Restaurant patios, hair salons, shopping malls, tour operators and dozens of other businesses in Ottawa will be allowed to reopen Friday morning after provincial officials said they would let businesses in certain parts of Ontario proceed to the next phase of reopening.
Premier Doug Ford and several cabinet ministers made the announcement at a press conference Monday.
Recognizing that different parts of Ontario have had greater success in containing the spread of COVID-19 than others, government officials said the current restrictions would stay in place in Toronto and many other southern Ontario communities.
Ottawa, as well as most communities in eastern and northern Ontario, can proceed to “stage two” reopening.
That means restaurants and bars can open for dining in outdoor areas such as patios. Many tour operators – such as walking or cycling guides – as well as outdoor-only recreational facilities can resume operations as long as they adhere to physical distancing measures and limits on the size of public gatherings.
Barbershops, hairdressers and beauty salons will also be permitted to open when restrictions are lifted Friday.
Across the province, gathering limits will be expanded to up to 10 people, although individuals must still practise physical distancing by keeping at least two metres away from others outside of their direct household.
Monday’s news brought smiles to the faces of many local entrepreneurs and businesses advocates who’d been patiently waiting for the province to ease restrictions aimed at curbing the spread of the novel coronavirus.
“This is exactly what we’ve been looking for,” said Sueling Ching, president and CEO of the Ottawa Board of Trade, which represents hundreds of organizations from across the city.
“We felt all businesses were essential to our recovery and we want to get businesses opened back up as soon as possible.”
Ching said research from the Ontario Chamber of Commerce suggested most small businesses in the province could not survive longer than 90 days without at least some cash flow, meaning Monday’s news came just in time for many of her members that were teetering on the brink.
“We know that we’re not going back to the same (level of) business overnight, but to put them in a position where they can generate revenues … I think was the right thing for the government to do.”
Haunted Walks plans ‘bubble’ tours
Local entrepreneur Glen Shackleton, the founder of Ottawa-based Haunted Walk, said he was “pleasantly surprised” by the premier’s announcement.
“I would’ve thought it might have been another couple weeks or that in a worst-case scenario we might have to wait to stage three to be allowed to reopen,” said Shackleton, who was forced to lay off about 100 tour guides when the province ordered most businesses that catered to the public to close in mid-March.
“It seems logical to me. I’m glad that (the government) recognized that.”
Beginning Friday night, Haunted Walk will be offering 75-minute outdoor “bubble tours” that will be limited to eight people from no more than two households.
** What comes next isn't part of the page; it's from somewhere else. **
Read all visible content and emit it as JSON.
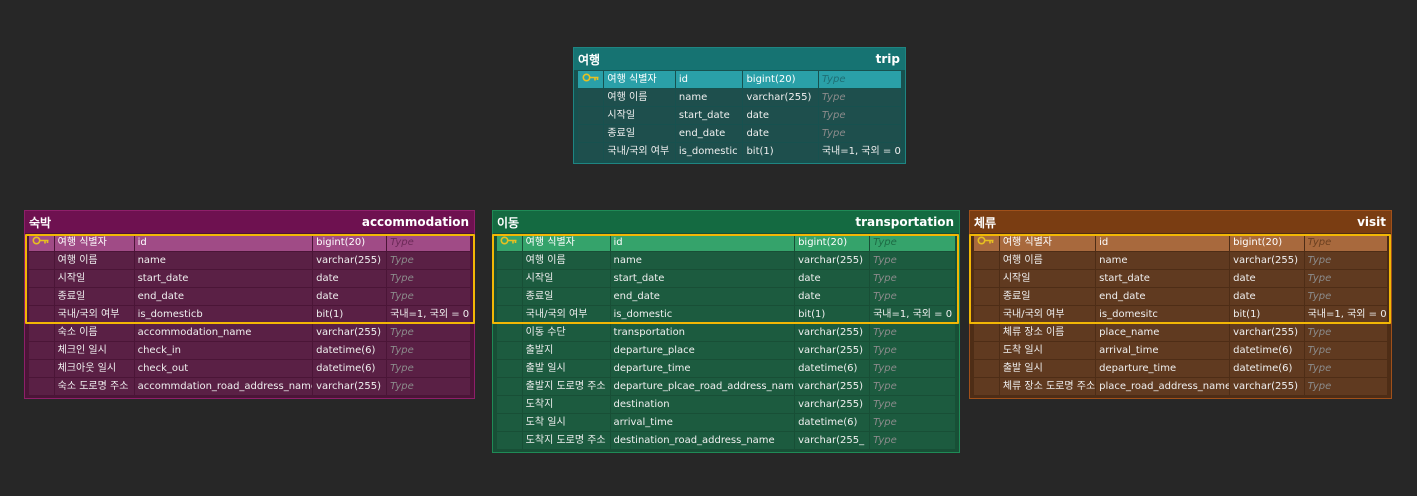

Guides will be equipped with masks, while other participants will be encouraged to bring their own facegear and will be required to maintain two metres of separation from each other.
“We’re leaving room for the ghosts between us,” Shackleton quipped.
Even with little in the way of out-of-town tourism expected for at least a while, he said he expects to see a steady stream of local residents itching to get out of the house after nearly three months in forced isolation.
“I think (a night out) is pretty precious for people right now,” Shackleton said, adding he expects to hire back a handful of local guides to start.
Fellow tourism entrepreneur Maria Rasouli, owner of Escape Bicycle Tours & Rentals, said she’s been waiting anxiously for the green light to reopen her business. Although she’s brought in a bit of money from renting out her bikes, she said overall revenues have skidded 95 per cent since the lockdown began and she’s had to let go of all but one of her employees.
“It’s a huge relief, for sure,” she said of Monday’s announcement.
For local chef Mark Steele, who owns two OCCO Kitchen restaurants in downtown Ottawa and Orléans, the capital’s move to stage two means he’ll be able to shift his plans to open a patio in the parking lot of his east-end location into high gear pending his landlord’s approval.
“I always look for the silver lining, and I’ll tell you, I was looking pretty hard the last couple of months,” said Steele, who’s kept his downtown restaurant in the Albert at Bay Suite Hotel closed throughout the lockdown while offering takeout service at his Orléans bar and eatery on Innes Road.
Construction on Bay Street means the downtown restaurant will probably remain dark for a while, but Steele said he’ll be happy for any additional income he can muster from the Orléans location, where he’s aiming to have outdoor seating for about 100 patrons.
“Anything that inches us closer to normalcy is definitely welcome,” he said, adding he’s hoping to rehire about 20 of the more than 100 employees he laid off in March once the patio is up and running.
Shackleton agreed. While he still can’t offer indoor tours and the business likely won’t be operating anywhere near full capacity for a while, he said he’s just glad to be back in business, period.
“It’s just nice to have a bit of good news for a change,” he said. “It’s definitely invigorating for all of us to be able to see a bit of light at the end of the tunnel.”
– With a report by Peter Kovessy